There are two passages which, by antithesis, forge the interdependence of works of faith and fellowship. “Have no fellowship (sugkoinoneo) with the unfruitful works of darkness, but rather reprove them” (Eph 5:11). “Come out of her, my people, that ye be not partakers (sugkoinoneo) of her sins… (Rev 18:4). Are we not being clearly taught that the works of faith are fruitful? (cp Gal 5:22–24) Fellowship with the world on the other hand is sterile.
But if ye Bite and Devour
Warning the Galatians, Paul counselled, “But if ye bite and devour one another, take heed that ye be not consumed one of another” (ch 5:15). In the preceding verse the “royal law” is enunciated, “For all the law is fulfilled in one word, even in this; Thou shalt love thy neighbour as thyself”. Is not fellowship contingent on a common morality? The fructifying effect of the Spirit Mind produces “love, joy, peace, longsuffering, gentleness, goodness, faith, meekness, temperance: against such there is no law. And they that are Christ’s have crucified the flesh with the affections and lusts. If we live in the Spirit, let us also walk in the Spirit. Let us not be desirous of vain glory, provoking one another, envying one another” (Galatians 5:22–26).
He Desireth a Good Work
From whence do we gain guidance on the moral character which cements true fellowship? In directing Timothy in the selection of men suitable to guide the ecclesia Paul wrote, “This is a true saying, If a man desire the office of a bishop, he desireth a good work. A bishop then must be blameless, the husband of one wife, vigilant, sober, of good behaviour, given to hospitality, apt to teach; Not given to wine, no striker, not greedy of filthy lucre; but patient, not a brawler, not covetous; One that ruleth well his own house, having his children in subjection with all gravity” (1 Tim 3:1–4). Are there different requirements for serving brethren compared with others? No. All must strive to show these qualities, which are mandatory in those representative men who oversee the welfare of the ecclesia.
To desire to be an overseer (“bishop”) is a good work for it brings one into circumstances which require the exercise of patience and understanding and which necessitate effort to conform to the moral pattern of the Lord Jesus Christ. He must be without reproach (“blameless”), having good reputation both from within and without the brotherhood. As the “husband of one wife”, with all that this implies, his morality will be beyond reproach and will not disgrace the name he bears (2 Sam 12:14). He is a temperate man, sober, well-balanced and careful. He is self controlled, sober minded, discreet and not swayed by sudden impulse or passion. A sober mind is revealed in a modest, orderly outward demeanour. His hospitality (lit “lover of strangers”) results from a recognition of the abundant gift of grace that has been given him (1 Pet 4:9). As a teacher he must first study the Word (2 Tim 2:2,24).

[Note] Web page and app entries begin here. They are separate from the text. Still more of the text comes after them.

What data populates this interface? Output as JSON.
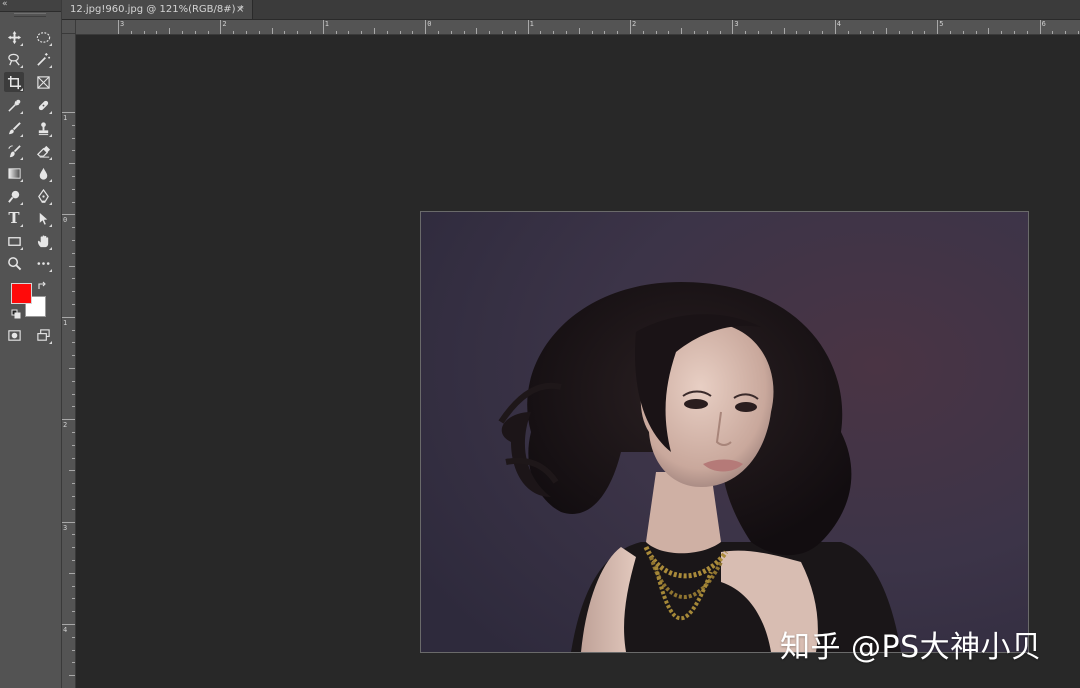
{
  "document_tab": {
    "title": "12.jpg!960.jpg @ 121%(RGB/8#) *",
    "close_label": "×"
  },
  "tools_panel": {
    "collapse_label": "«",
    "tools": [
      {
        "name": "move-tool-icon"
      },
      {
        "name": "elliptical-marquee-tool-icon"
      },
      {
        "name": "quick-selection-tool-icon"
      },
      {
        "name": "magic-wand-tool-icon"
      },
      {
        "name": "crop-tool-icon"
      },
      {
        "name": "frame-tool-icon"
      },
      {
        "name": "eyedropper-tool-icon"
      },
      {
        "name": "healing-brush-tool-icon"
      },
      {
        "name": "brush-tool-icon"
      },
      {
        "name": "clone-stamp-tool-icon"
      },
      {
        "name": "history-brush-tool-icon"
      },
      {
        "name": "eraser-tool-icon"
      },
      {
        "name": "gradient-tool-icon"
      },
      {
        "name": "blur-tool-icon"
      },
      {
        "name": "dodge-tool-icon"
      },
      {
        "name": "pen-tool-icon"
      },
      {
        "name": "type-tool-icon"
      },
      {
        "name": "path-selection-tool-icon"
      },
      {
        "name": "rectangle-tool-icon"
      },
      {
        "name": "hand-tool-icon"
      },
      {
        "name": "zoom-tool-icon"
      },
      {
        "name": "more-tools-icon"
      },
      {
        "name": "quick-mask-icon"
      },
      {
        "name": "screen-mode-icon"
      }
    ],
    "type_tool_glyph": "T",
    "foreground_color": "#ff0a0a",
    "background_color": "#ffffff"
  },
  "rulers": {
    "top_labels": [
      "3",
      "2",
      "1",
      "0",
      "1",
      "2",
      "3",
      "4",
      "5",
      "6"
    ],
    "left_labels": [
      "1",
      "0",
      "1",
      "2",
      "3",
      "4"
    ]
  },
  "canvas": {
    "image_description_icon": "portrait-photo"
  },
  "watermark": {
    "text": "知乎 @PS大神小贝"
  }
}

There are things he must shun. “Not ready to quarrel, and offer wrong, as one in wine” (1 Tim 3:3 mrg cp Prov 23:29–30). There will be no belligerence or quarrelsomeness as with one who is intoxicated—either with alcohol or self-importance. Because he must be prepared to sacrifice he must not be a lover of money (1 Tim 6:9–10) . Here is a patient man endeavouring to behave considerately to all men, not disposed to fight (2 Tim 2:24). Does he preside over his own household with care and diligence, raising obedient children by wisdom, so that the child wants to obey—and love, so that it is a pleasure to obey?
Here are attributes which each must strive to manifest each day. They are the proof of the Word dwelling within. “Shall the throne of iniquity have fellowship with thee, which frameth mischief by a law?” (Psalm 94:20). By no means.

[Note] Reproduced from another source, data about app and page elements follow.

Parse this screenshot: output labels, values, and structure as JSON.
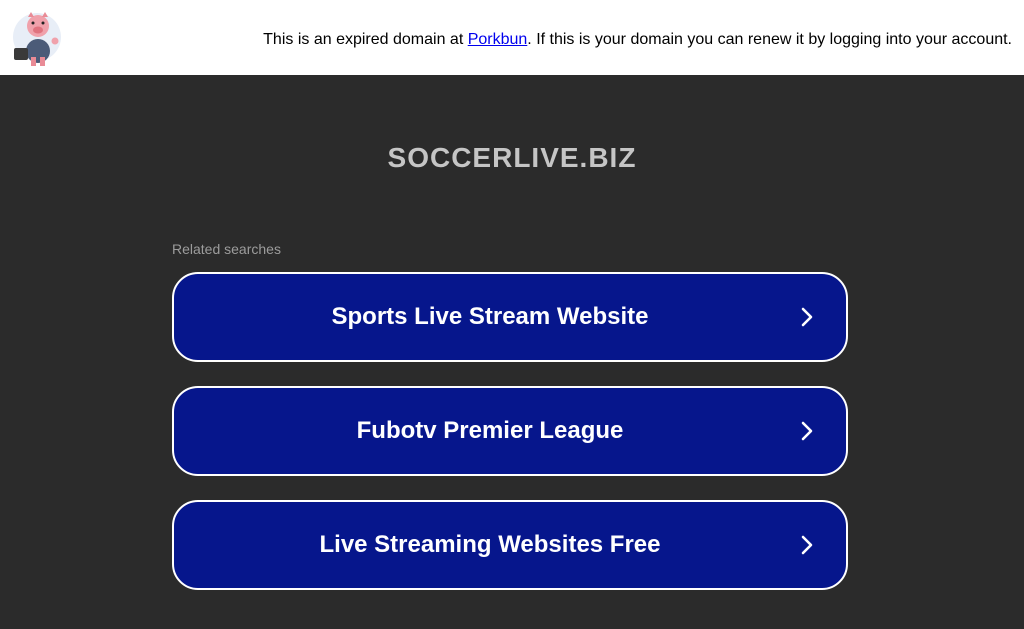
{
  "topbar": {
    "notice_prefix": "This is an expired domain at ",
    "notice_link": "Porkbun",
    "notice_suffix": ". If this is your domain you can renew it by logging into your account."
  },
  "main": {
    "domain": "SOCCERLIVE.BIZ",
    "related_label": "Related searches",
    "searches": [
      {
        "label": "Sports Live Stream Website"
      },
      {
        "label": "Fubotv Premier League"
      },
      {
        "label": "Live Streaming Websites Free"
      }
    ]
  },
  "colors": {
    "background": "#2b2b2b",
    "button": "#06168c",
    "title": "#c5c5c5"
  },
  "icons": [
    "porkbun-pig-logo-icon",
    "chevron-right-icon"
  ]
}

There lies within the grasp of each of us the ability to reflect the qualities of God . Our fellowship must have that moral fibre which will bind the Davids and Jonathans of today.

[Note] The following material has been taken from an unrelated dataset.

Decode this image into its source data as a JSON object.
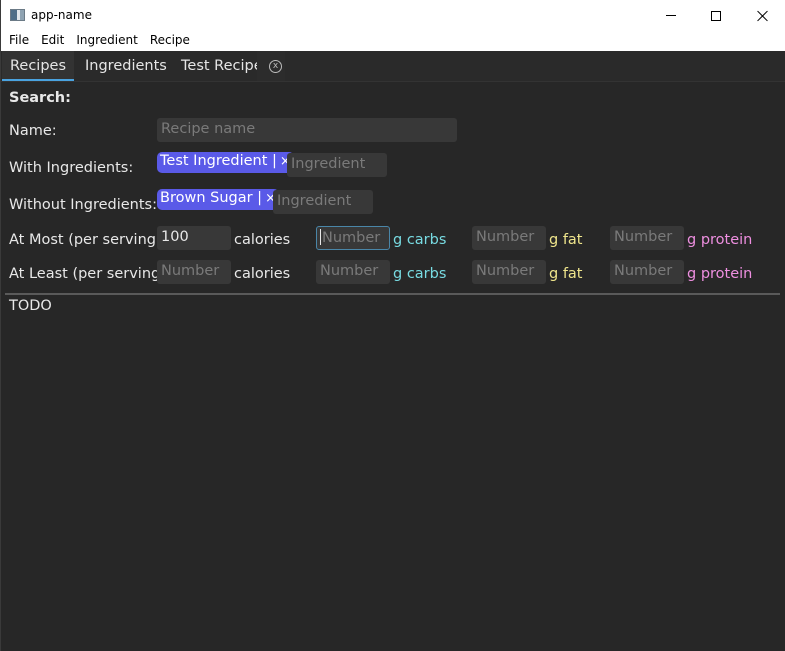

Let us resolve that, purified by the hope that lies within us, our fellowship with one another is the result of a morality which has been moulded, pressed and polished by the word of Almighty God. Remember, “If we walk in the light, as he is in the light, we have fellowship one with another, and the blood of Jesus Christ his Son cleanseth us from all sin” (1 John 1:7).